I admit I was fascinated with AOL. The spin-off documents were practically hypnotic. I couldn’t take my eyes off the huge volumes of cash the company printed. I thought to myself: “if only the company would distribute some of the cash hoard”. If only.

The table below shows AOLs cash generation over the last few years. Figures are in millions of dollars.


Using a share-count of 106 million, the company generated over $7 per share in free cash in 2009 and $3.50 thus far in 2010. AOL's 2010 numbers are down a lot. However, assuming a stock price of $25, it is still over a 14% free cash flow yield for the first nine months of the year. It is this FCF yield I find so enticing about the company. Yet, although that cash seems tantalizingly close, it remains out of shareholder reach.

AOL, like most firms, wants to be a growth company. Apparently, there are few that want to manage a low-to-no growth company, let along one experiencing revenue decline. We all know the company’s dial up and subscription business is dying, but as companies like Earthlink (ELNK) and U.S. Mobility (USMO) show, mature businesses can go on longer than one might think. What makes mature businesses great is the huge amounts of cash they can generate. And guess what, managing businesses for cash generation (and distributing it) makes for a good stock. Check out both ELNK and USMO. Shareholders like it when management return capital. It's surprisingly simple. After all, generating the cash is the hard part; returning it should be easy.

Instead of focusing on maximizing cash flow benefits to shareholders, AOL has excelled in squandering cash. In 2008, the firm bought Bebo for $850 million only to sell it in 2010 for somewhere around $10 million. Ooops! The company has a history of bad acquisitions.

AOL’s CEO, Mr. Armstrong, has not been at the helm long and can't be held responsible for its history. However, company trajectory under his tutelage remains seemingly unchanged.
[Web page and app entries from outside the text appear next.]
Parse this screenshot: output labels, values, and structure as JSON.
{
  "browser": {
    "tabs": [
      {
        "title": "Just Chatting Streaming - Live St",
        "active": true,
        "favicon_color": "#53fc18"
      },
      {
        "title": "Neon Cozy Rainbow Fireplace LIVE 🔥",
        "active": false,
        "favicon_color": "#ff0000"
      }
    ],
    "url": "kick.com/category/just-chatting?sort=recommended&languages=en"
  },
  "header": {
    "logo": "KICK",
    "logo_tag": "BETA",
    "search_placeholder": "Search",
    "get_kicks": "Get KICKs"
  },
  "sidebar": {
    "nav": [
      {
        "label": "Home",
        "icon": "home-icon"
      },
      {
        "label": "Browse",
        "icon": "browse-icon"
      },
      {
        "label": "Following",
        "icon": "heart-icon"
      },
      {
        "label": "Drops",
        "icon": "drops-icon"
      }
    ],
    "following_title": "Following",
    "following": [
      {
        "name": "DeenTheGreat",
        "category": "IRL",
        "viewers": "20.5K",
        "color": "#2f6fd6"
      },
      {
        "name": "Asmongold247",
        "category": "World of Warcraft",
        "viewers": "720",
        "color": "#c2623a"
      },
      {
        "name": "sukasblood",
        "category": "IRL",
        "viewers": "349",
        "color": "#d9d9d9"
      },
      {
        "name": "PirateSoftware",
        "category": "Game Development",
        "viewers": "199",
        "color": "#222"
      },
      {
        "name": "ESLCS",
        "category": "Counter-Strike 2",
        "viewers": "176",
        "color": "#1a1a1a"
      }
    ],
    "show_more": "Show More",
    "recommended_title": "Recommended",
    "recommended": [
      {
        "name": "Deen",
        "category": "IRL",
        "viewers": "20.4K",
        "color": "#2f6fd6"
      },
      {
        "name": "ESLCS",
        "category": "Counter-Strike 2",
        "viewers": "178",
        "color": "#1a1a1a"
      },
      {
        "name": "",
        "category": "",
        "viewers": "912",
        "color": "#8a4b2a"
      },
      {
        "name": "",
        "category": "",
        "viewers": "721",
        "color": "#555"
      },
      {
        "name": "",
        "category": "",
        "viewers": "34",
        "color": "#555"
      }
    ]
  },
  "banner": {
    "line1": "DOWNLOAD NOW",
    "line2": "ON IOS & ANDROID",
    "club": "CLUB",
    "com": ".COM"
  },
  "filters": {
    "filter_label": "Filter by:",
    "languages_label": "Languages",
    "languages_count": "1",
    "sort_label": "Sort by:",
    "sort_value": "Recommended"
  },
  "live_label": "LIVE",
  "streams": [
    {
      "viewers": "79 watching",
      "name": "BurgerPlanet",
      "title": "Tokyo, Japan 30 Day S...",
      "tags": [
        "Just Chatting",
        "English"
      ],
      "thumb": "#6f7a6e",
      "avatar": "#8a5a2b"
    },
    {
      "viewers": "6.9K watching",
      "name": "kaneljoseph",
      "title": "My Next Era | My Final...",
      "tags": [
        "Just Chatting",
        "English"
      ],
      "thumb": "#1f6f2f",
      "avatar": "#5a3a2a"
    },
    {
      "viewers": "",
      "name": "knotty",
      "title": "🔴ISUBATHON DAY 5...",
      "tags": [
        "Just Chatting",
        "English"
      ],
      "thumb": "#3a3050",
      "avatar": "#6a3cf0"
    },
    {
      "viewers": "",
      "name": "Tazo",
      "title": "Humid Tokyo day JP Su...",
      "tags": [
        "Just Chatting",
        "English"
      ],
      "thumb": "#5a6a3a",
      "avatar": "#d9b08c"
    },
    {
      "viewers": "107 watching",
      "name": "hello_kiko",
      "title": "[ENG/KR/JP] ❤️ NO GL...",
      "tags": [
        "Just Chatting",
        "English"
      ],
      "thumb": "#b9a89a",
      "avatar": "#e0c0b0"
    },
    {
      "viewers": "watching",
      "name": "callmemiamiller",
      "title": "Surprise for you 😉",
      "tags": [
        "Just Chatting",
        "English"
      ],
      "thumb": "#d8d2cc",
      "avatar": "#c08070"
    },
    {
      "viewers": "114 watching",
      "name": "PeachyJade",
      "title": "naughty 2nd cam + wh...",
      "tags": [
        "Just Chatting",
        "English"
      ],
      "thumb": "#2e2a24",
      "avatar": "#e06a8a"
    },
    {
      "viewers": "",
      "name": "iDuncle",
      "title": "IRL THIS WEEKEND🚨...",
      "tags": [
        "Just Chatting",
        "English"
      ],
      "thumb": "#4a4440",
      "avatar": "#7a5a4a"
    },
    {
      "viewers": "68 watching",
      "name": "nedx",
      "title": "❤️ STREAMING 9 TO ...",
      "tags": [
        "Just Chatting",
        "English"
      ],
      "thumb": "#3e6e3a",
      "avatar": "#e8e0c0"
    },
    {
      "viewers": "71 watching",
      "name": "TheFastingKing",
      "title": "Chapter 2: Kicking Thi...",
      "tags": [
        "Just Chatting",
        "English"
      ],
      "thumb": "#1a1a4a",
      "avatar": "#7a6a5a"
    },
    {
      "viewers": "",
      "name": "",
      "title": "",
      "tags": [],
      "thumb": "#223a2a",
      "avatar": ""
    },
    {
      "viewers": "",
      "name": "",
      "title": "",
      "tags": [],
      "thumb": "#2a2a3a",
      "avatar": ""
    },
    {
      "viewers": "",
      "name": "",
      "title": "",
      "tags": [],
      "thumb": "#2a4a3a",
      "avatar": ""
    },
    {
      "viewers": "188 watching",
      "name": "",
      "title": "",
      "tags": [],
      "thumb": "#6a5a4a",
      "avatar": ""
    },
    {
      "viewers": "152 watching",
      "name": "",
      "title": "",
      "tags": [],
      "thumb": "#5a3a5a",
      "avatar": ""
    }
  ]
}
The cash will continue to be used to build a "growth" company through acquisitions. Too bad. If I wanted to own a growth company I would buy one.

Thus far in 2010, the company has spent over $100 million on acquisitions. Hey, I love Tech Crunch (one of the acquired properties), but what makes AOL think that although it has made a lot of bad acquisitions in the past, the company will now start making good ones? The fact is that it probably won’t.
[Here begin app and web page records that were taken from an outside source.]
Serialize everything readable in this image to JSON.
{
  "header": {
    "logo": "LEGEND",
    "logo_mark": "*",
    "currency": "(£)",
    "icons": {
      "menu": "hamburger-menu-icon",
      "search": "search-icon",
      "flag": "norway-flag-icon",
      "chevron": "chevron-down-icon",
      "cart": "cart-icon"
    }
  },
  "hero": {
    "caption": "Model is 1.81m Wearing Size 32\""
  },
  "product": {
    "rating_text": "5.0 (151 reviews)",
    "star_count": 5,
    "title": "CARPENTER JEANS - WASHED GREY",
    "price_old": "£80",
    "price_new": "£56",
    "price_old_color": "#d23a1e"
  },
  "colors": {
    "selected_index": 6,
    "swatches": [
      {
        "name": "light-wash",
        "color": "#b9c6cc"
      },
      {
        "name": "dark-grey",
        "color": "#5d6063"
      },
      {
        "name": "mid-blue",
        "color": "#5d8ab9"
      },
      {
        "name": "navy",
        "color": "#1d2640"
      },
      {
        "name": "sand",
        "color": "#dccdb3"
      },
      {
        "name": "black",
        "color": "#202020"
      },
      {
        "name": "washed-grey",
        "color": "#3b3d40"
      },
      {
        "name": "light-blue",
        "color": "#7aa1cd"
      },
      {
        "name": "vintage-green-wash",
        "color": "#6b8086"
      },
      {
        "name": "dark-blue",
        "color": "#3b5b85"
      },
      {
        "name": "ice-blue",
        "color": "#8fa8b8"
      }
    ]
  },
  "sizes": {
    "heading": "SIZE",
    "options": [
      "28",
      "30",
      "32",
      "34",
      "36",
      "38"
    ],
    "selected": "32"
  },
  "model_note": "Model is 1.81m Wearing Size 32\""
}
Unfortunately, managing a company to maximize cash flow is harder, a lot less sexy, exciting and ego boosting than dashing around with your favorite investment bankers making acquisitions.
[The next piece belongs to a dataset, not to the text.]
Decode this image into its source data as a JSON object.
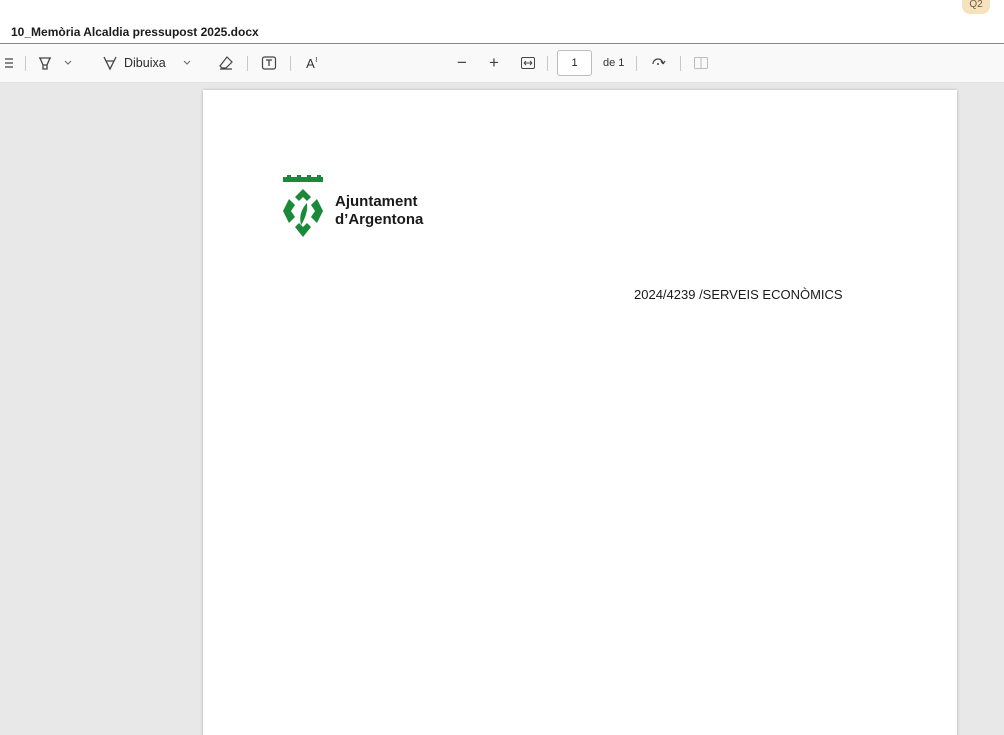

If AOL wants to benefit the shareholders and create a strong stock, all it needs to do is give some cash back. Just 50% of free cash would be great. At current cash generation rates this could create a dividend north of $2. Were this to happen, the stock would not remain at $25 for long.

Unfortunately, I have concluded that unless a deep-pocketed activist investor gets involved, AOL is unlikely to part with its cash. Instead of focusing on what it can do (generate cash), the company will continue to focus on what it wishes it could do – be a savvy, high-growth, acquisition powerhouse. Alas, while this may feed the egos of AOL corporate types and the wallets of advising investment bankers, shareholders are left behind.

Disclosure: No position

Source: AOL: You've Got Cash!